Task details: Copy out every record precisely.

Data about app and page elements
##############################

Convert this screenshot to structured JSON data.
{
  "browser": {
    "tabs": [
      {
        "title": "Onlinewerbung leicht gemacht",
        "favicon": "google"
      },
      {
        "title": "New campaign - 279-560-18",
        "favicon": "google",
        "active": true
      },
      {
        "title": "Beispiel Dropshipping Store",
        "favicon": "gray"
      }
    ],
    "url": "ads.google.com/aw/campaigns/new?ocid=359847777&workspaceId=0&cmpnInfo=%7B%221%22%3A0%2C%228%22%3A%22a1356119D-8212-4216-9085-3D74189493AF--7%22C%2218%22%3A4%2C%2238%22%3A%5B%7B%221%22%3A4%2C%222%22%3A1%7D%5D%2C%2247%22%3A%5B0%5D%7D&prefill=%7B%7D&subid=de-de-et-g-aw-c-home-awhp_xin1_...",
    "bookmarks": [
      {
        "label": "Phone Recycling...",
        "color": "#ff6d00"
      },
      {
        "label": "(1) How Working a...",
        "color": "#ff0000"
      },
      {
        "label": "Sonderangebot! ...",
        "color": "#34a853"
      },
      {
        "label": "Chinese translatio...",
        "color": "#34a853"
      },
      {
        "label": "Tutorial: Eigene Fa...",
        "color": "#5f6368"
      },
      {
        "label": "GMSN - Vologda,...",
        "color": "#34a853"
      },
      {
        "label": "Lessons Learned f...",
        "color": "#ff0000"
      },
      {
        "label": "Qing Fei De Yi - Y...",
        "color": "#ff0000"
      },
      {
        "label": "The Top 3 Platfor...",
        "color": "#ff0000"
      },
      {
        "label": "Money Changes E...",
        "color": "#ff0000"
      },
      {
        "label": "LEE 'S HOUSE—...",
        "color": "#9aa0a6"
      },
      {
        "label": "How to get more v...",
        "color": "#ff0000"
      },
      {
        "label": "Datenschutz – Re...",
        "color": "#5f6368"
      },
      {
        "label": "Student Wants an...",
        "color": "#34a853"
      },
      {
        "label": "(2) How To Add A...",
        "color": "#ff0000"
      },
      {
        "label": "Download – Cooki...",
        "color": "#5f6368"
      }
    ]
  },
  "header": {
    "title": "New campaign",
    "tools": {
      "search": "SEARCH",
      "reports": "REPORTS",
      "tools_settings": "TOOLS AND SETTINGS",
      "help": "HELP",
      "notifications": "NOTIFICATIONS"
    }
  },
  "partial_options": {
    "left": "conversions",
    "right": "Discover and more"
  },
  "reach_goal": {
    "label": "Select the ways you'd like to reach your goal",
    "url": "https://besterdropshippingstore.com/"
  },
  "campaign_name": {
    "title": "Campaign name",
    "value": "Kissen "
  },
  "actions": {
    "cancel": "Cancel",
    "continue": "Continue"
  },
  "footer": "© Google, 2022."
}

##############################

Solution for this exercise:
Convert this screenshot to structured JSON data.
{
  "browser": {
    "tabs": [
      {
        "title": "Onlinewerbung leicht gemacht",
        "favicon": "google"
      },
      {
        "title": "New campaign - 279-560-18",
        "favicon": "google",
        "active": true
      },
      {
        "title": "Beispiel Dropshipping Store",
        "favicon": "gray"
      }
    ],
    "url": "ads.google.com/aw/campaigns/new?ocid=359847777&workspaceId=0&cmpnInfo=%7B%221%22%3A0%2C%228%22%3A%22a1356119D-8212-4216-9085-3D74189493AF--7%22C%2218%22%3A4%2C%2238%22%3A%5B%7B%221%22%3A4%2C%222%22%3A1%7D%5D%2C%2247%22%3A%5B0%5D%7D&prefill=%7B%7D&subid=de-de-et-g-aw-c-home-awhp_xin1_...",
    "bookmarks": [
      {
        "label": "Phone Recycling...",
        "color": "#ff6d00"
      },
      {
        "label": "(1) How Working a...",
        "color": "#ff0000"
      },
      {
        "label": "Sonderangebot! ...",
        "color": "#34a853"
      },
      {
        "label": "Chinese translatio...",
        "color": "#34a853"
      },
      {
        "label": "Tutorial: Eigene Fa...",
        "color": "#5f6368"
      },
      {
        "label": "GMSN - Vologda,...",
        "color": "#34a853"
      },
      {
        "label": "Lessons Learned f...",
        "color": "#ff0000"
      },
      {
        "label": "Qing Fei De Yi - Y...",
        "color": "#ff0000"
      },
      {
        "label": "The Top 3 Platfor...",
        "color": "#ff0000"
      },
      {
        "label": "Money Changes E...",
        "color": "#ff0000"
      },
      {
        "label": "LEE 'S HOUSE—...",
        "color": "#9aa0a6"
      },
      {
        "label": "How to get more v...",
        "color": "#ff0000"
      },
      {
        "label": "Datenschutz – Re...",
        "color": "#5f6368"
      },
      {
        "label": "Student Wants an...",
        "color": "#34a853"
      },
      {
        "label": "(2) How To Add A...",
        "color": "#ff0000"
      },
      {
        "label": "Download – Cooki...",
        "color": "#5f6368"
      }
    ]
  },
  "header": {
    "title": "New campaign",
    "tools": {
      "search": "SEARCH",
      "reports": "REPORTS",
      "tools_settings": "TOOLS AND SETTINGS",
      "help": "HELP",
      "notifications": "NOTIFICATIONS"
    }
  },
  "partial_options": {
    "left": "conversions",
    "right": "Discover and more"
  },
  "reach_goal": {
    "label": "Select the ways you'd like to reach your goal",
    "url": "https://besterdropshippingstore.com/"
  },
  "campaign_name": {
    "title": "Campaign name",
    "value": "Kissen "
  },
  "actions": {
    "cancel": "Cancel",
    "continue": "Continue"
  },
  "footer": "© Google, 2022."
}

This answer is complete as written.